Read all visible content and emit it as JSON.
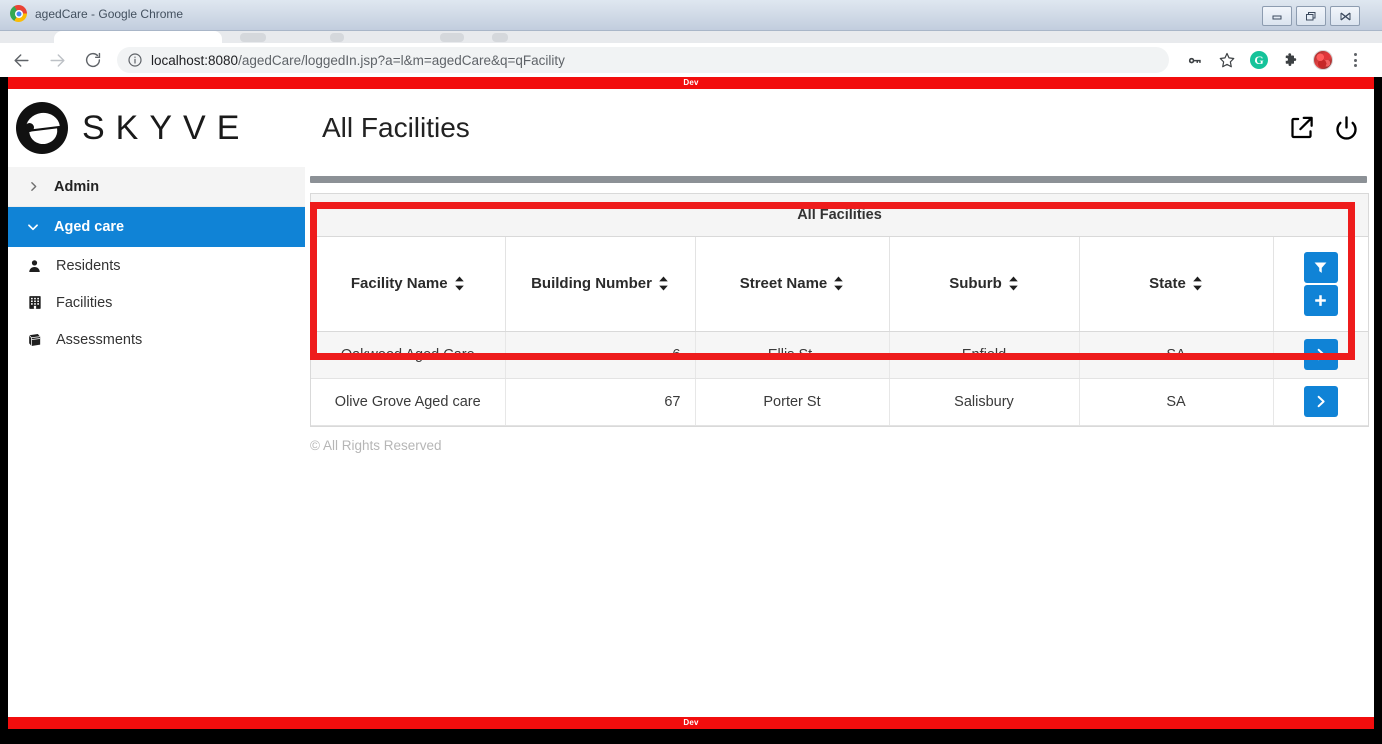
{
  "browser": {
    "window_title": "agedCare - Google Chrome",
    "url_host": "localhost:8080",
    "url_path": "/agedCare/loggedIn.jsp?a=l&m=agedCare&q=qFacility",
    "back_icon": "back-arrow-icon",
    "forward_icon": "forward-arrow-icon",
    "reload_icon": "reload-icon",
    "info_icon": "site-info-icon",
    "password_icon": "key-icon",
    "bookmark_icon": "star-icon",
    "grammarly_label": "G",
    "extensions_icon": "puzzle-piece-icon",
    "profile_icon": "profile-avatar-icon",
    "menu_icon": "three-dots-menu-icon",
    "minimize_label": "Minimize",
    "restore_label": "Restore",
    "close_label": "Close"
  },
  "env_banner": {
    "label": "Dev",
    "color": "#f20d0d"
  },
  "header": {
    "brand": "SKYVE",
    "brand_mark": "skyve-logo-icon",
    "page_title": "All Facilities",
    "share_icon": "share-export-icon",
    "logout_icon": "power-logout-icon"
  },
  "sidebar": {
    "groups": [
      {
        "label": "Admin",
        "state": "collapsed",
        "chevron": "chevron-right-icon"
      },
      {
        "label": "Aged care",
        "state": "expanded",
        "chevron": "chevron-down-icon"
      }
    ],
    "items": [
      {
        "label": "Residents",
        "icon": "person-icon"
      },
      {
        "label": "Facilities",
        "icon": "building-icon"
      },
      {
        "label": "Assessments",
        "icon": "book-icon"
      }
    ]
  },
  "grid": {
    "caption": "All Facilities",
    "columns": [
      {
        "label": "Facility Name",
        "sortable": true,
        "sort_icon": "sort-updown-icon"
      },
      {
        "label": "Building Number",
        "sortable": true,
        "sort_icon": "sort-updown-icon"
      },
      {
        "label": "Street Name",
        "sortable": true,
        "sort_icon": "sort-updown-icon"
      },
      {
        "label": "Suburb",
        "sortable": true,
        "sort_icon": "sort-updown-icon"
      },
      {
        "label": "State",
        "sortable": true,
        "sort_icon": "sort-updown-icon"
      }
    ],
    "toolbar": {
      "filter_icon": "funnel-filter-icon",
      "add_icon": "plus-add-icon"
    },
    "row_action_icon": "chevron-right-icon",
    "rows": [
      {
        "facility_name": "Oakwood Aged Care",
        "building_number": "6",
        "street_name": "Ellis St.",
        "suburb": "Enfield",
        "state": "SA"
      },
      {
        "facility_name": "Olive Grove Aged care",
        "building_number": "67",
        "street_name": "Porter St",
        "suburb": "Salisbury",
        "state": "SA"
      }
    ]
  },
  "footer": {
    "copyright": "© All Rights Reserved"
  },
  "colors": {
    "accent": "#1083d6",
    "annotation": "#ee1c1c",
    "dev_banner": "#f20d0d"
  }
}
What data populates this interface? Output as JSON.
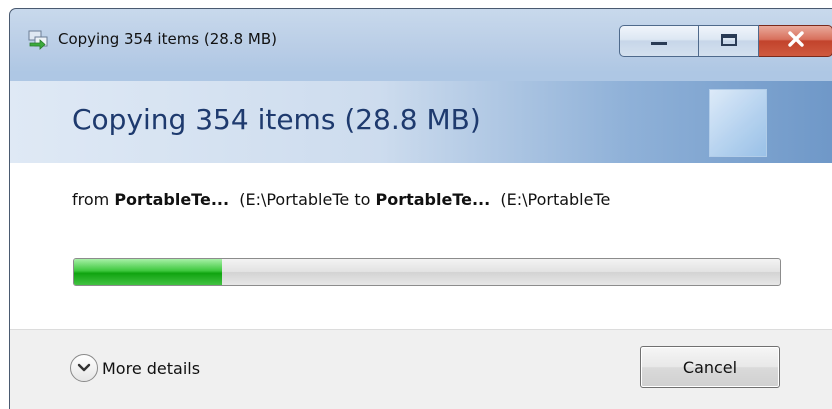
{
  "window": {
    "title": "Copying 354 items (28.8 MB)",
    "icon": "copy-arrow-icon",
    "caption_buttons": [
      "minimize-icon",
      "maximize-icon",
      "close-icon"
    ]
  },
  "header": {
    "title": "Copying 354 items (28.8 MB)"
  },
  "content": {
    "from_prefix": "from",
    "source_name": "PortableTe...",
    "source_path": "(E:\\PortableTe",
    "to_word": "to",
    "dest_name": "PortableTe...",
    "dest_path": "(E:\\PortableTe",
    "progress_fraction": 0.21
  },
  "footer": {
    "more_details_label": "More details",
    "cancel_label": "Cancel"
  },
  "colors": {
    "header_text": "#1e3a6e",
    "progress_green": "#10a410",
    "close_red": "#c2432c"
  }
}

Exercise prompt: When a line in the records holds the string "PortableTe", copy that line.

Written response:
    "source_name": "PortableTe...",
    "source_path": "(E:\\PortableTe",
    "dest_name": "PortableTe...",
    "dest_path": "(E:\\PortableTe",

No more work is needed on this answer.